In the intricate realm of search engine optimization (SEO), internal linking emerges as a powerful and often underestimated tool for enhancing a website’s visibility and user experience. This article delves into the concept of internal links, exploring their meaning, importance, and practical applications. Understanding the nuances of internal linking is essential for webmasters and digital marketers seeking to optimize their websites for search engines and create a seamless navigation experience for users.

What are Internal Links?

These links are hyperlinks that connect one page of a website to another page within the same domain. These links play a crucial role in establishing a network of interconnected pages, allowing users and search engine crawlers to navigate the site efficiently. Unlike external links, which point to pages on other websites, internalized links contribute to the internal structure of a website.

The Importance of Internal Linking:

Enhanced User Experience:

Internally directing links facilitates seamless navigation for users, helping them discover related content and delve deeper into specific topics of interest. This enhances the overall user experience, reducing bounce rates and increasing the likelihood of visitors spending more time on the site.

Improved Indexing by Search Engines:

Search engine crawlers utilize internal linking to navigate and index the content of a website. A well-structured internal linking system ensures that all pages are discovered and indexed, contributing to better search engine visibility.

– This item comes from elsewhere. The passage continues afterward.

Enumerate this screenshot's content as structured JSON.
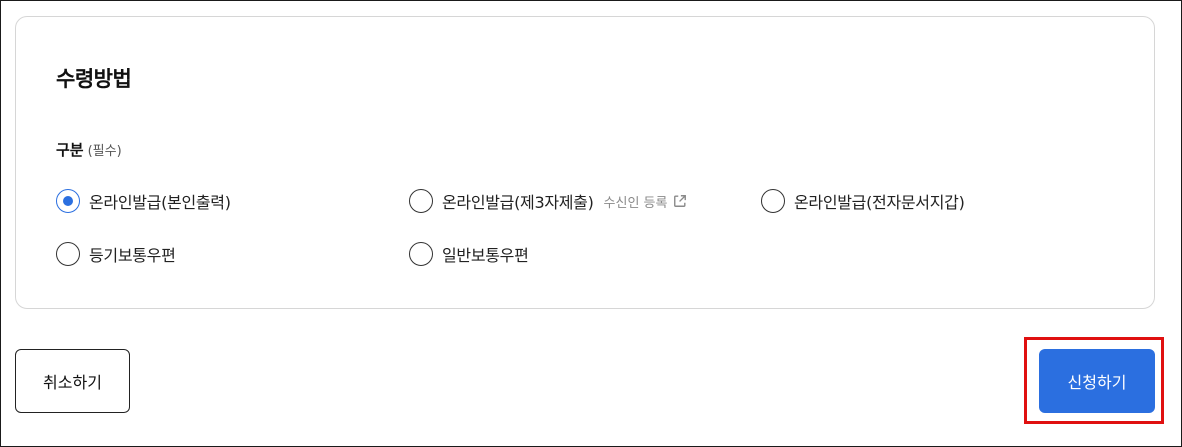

Content Hierarchy and Relevance:

Internal linkage establishes a hierarchy within the content, indicating the relative importance of various pages. By strategically linking from one page to another, webmasters can guide users and search engines to understand the topical relevance and significance of different sections of the site.

Distributed Page Authority:

Internal linking helps distribute page authority (or link juice) throughout the website. Pages that accumulate authority can pass it on to other linked pages, contributing to a more equitable distribution of SEO strength across the entire site.

Reduced Website Depth:

Through internal linking, webmasters can reduce the depth of a website, ensuring that important pages are easily accessible within a few clicks from the homepage. This not only aids user navigation but also contributes to search engine crawlers efficiently indexing essential content.

Practical Usage and Strategies:

Create a Comprehensive Site Structure:

Start by developing a well-organized site structure that reflects the main topics and subtopics of your content. This serves as the foundation for effective internal linking.

Use Descriptive Anchor Text:

Anchor text, or the clickable text in a hyperlink, should be descriptive and relevant to the linked page’s content. This provides both users and search engines with context regarding the linked content.

Implement a Breadth-First Approach:

Ensure that important pages are linked from the homepage or primary navigation menu. This breadth-first approach ensures that critical content receives maximum visibility and authority.

Link to Relevant and Related Content:

Internal links should be used to connect content that is logically related. For example, a blog post on ‘SEO Best Practices’ could internally link to a guide on ‘Keyword Research’ or ‘On-Page Optimization.’

Utilize Footer and Sidebar Links:

While not the primary sources of internal linking, footer, and sidebar links can contribute to the overall internal link structure. However, avoid overloading these sections with links, as it may dilute their impact.

Update and Audit Regularly:

Periodically audit these links to ensure they remain relevant and functional. As content evolves, new pages are added, or old ones are removed, and updating links internally helps maintain a seamless user experience.

Utilize Breadcrumbs:

Breadcrumbs, a navigational aid displaying the user’s location on a website, not only enhances user experience but also provides additional internal linking opportunities. Each breadcrumb link can lead to relevant sections of the site.

Implement No-Follow for Non-Essential Links:

While internal links generally contribute positively to SEO, there may be instances where certain links are less critical. In such cases, webmasters can use the no-follow attribute to prevent the transfer of link juice to those pages.

In conclusion, internal linking is a fundamental aspect of effective website management and SEO strategy. Its importance goes beyond mere navigation, influencing how search engines interpret and rank a site’s content. By strategically implementing inbound links, webmasters can enhance user experience, improve search engine visibility, and establish a cohesive and interconnected web presence. As the digital landscape continues to evolve, mastering the art of internal linking remains a key skill for those seeking sustained online success.